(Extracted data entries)
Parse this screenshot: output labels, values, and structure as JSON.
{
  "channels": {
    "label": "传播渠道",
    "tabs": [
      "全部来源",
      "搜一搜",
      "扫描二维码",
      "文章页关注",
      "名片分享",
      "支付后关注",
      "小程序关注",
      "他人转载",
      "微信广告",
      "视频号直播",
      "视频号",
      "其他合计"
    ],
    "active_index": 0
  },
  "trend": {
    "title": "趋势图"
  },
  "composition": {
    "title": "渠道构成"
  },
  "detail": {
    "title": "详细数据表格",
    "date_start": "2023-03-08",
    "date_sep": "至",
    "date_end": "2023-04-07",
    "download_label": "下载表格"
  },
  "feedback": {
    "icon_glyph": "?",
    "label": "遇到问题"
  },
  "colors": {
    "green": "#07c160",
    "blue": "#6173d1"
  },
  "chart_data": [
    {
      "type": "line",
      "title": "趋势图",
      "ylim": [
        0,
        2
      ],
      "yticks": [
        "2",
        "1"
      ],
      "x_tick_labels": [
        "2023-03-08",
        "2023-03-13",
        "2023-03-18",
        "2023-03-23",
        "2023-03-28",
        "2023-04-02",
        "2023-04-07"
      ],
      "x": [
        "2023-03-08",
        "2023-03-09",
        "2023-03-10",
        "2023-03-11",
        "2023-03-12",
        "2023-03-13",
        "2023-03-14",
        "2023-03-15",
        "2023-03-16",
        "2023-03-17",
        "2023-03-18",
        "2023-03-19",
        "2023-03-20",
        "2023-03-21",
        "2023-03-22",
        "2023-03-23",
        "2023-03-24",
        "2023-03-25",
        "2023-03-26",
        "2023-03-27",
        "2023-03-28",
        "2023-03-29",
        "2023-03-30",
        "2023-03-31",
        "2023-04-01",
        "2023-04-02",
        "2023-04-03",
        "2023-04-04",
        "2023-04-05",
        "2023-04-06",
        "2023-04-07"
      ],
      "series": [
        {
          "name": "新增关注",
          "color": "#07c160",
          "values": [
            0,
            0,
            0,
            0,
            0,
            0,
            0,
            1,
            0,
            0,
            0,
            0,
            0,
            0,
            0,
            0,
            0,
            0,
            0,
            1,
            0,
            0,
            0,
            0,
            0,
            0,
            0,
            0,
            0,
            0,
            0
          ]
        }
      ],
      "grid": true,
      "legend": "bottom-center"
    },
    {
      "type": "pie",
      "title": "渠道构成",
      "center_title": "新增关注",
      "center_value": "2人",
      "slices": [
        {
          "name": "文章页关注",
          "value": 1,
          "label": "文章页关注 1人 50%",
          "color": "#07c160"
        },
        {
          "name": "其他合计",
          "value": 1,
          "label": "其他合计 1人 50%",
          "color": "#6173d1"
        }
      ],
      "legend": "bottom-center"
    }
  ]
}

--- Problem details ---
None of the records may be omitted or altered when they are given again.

--- Written answer ---
Parse this screenshot: output labels, values, and structure as JSON.
{
  "channels": {
    "label": "传播渠道",
    "tabs": [
      "全部来源",
      "搜一搜",
      "扫描二维码",
      "文章页关注",
      "名片分享",
      "支付后关注",
      "小程序关注",
      "他人转载",
      "微信广告",
      "视频号直播",
      "视频号",
      "其他合计"
    ],
    "active_index": 0
  },
  "trend": {
    "title": "趋势图"
  },
  "composition": {
    "title": "渠道构成"
  },
  "detail": {
    "title": "详细数据表格",
    "date_start": "2023-03-08",
    "date_sep": "至",
    "date_end": "2023-04-07",
    "download_label": "下载表格"
  },
  "feedback": {
    "icon_glyph": "?",
    "label": "遇到问题"
  },
  "colors": {
    "green": "#07c160",
    "blue": "#6173d1"
  },
  "chart_data": [
    {
      "type": "line",
      "title": "趋势图",
      "ylim": [
        0,
        2
      ],
      "yticks": [
        "2",
        "1"
      ],
      "x_tick_labels": [
        "2023-03-08",
        "2023-03-13",
        "2023-03-18",
        "2023-03-23",
        "2023-03-28",
        "2023-04-02",
        "2023-04-07"
      ],
      "x": [
        "2023-03-08",
        "2023-03-09",
        "2023-03-10",
        "2023-03-11",
        "2023-03-12",
        "2023-03-13",
        "2023-03-14",
        "2023-03-15",
        "2023-03-16",
        "2023-03-17",
        "2023-03-18",
        "2023-03-19",
        "2023-03-20",
        "2023-03-21",
        "2023-03-22",
        "2023-03-23",
        "2023-03-24",
        "2023-03-25",
        "2023-03-26",
        "2023-03-27",
        "2023-03-28",
        "2023-03-29",
        "2023-03-30",
        "2023-03-31",
        "2023-04-01",
        "2023-04-02",
        "2023-04-03",
        "2023-04-04",
        "2023-04-05",
        "2023-04-06",
        "2023-04-07"
      ],
      "series": [
        {
          "name": "新增关注",
          "color": "#07c160",
          "values": [
            0,
            0,
            0,
            0,
            0,
            0,
            0,
            1,
            0,
            0,
            0,
            0,
            0,
            0,
            0,
            0,
            0,
            0,
            0,
            1,
            0,
            0,
            0,
            0,
            0,
            0,
            0,
            0,
            0,
            0,
            0
          ]
        }
      ],
      "grid": true,
      "legend": "bottom-center"
    },
    {
      "type": "pie",
      "title": "渠道构成",
      "center_title": "新增关注",
      "center_value": "2人",
      "slices": [
        {
          "name": "文章页关注",
          "value": 1,
          "label": "文章页关注 1人 50%",
          "color": "#07c160"
        },
        {
          "name": "其他合计",
          "value": 1,
          "label": "其他合计 1人 50%",
          "color": "#6173d1"
        }
      ],
      "legend": "bottom-center"
    }
  ]
}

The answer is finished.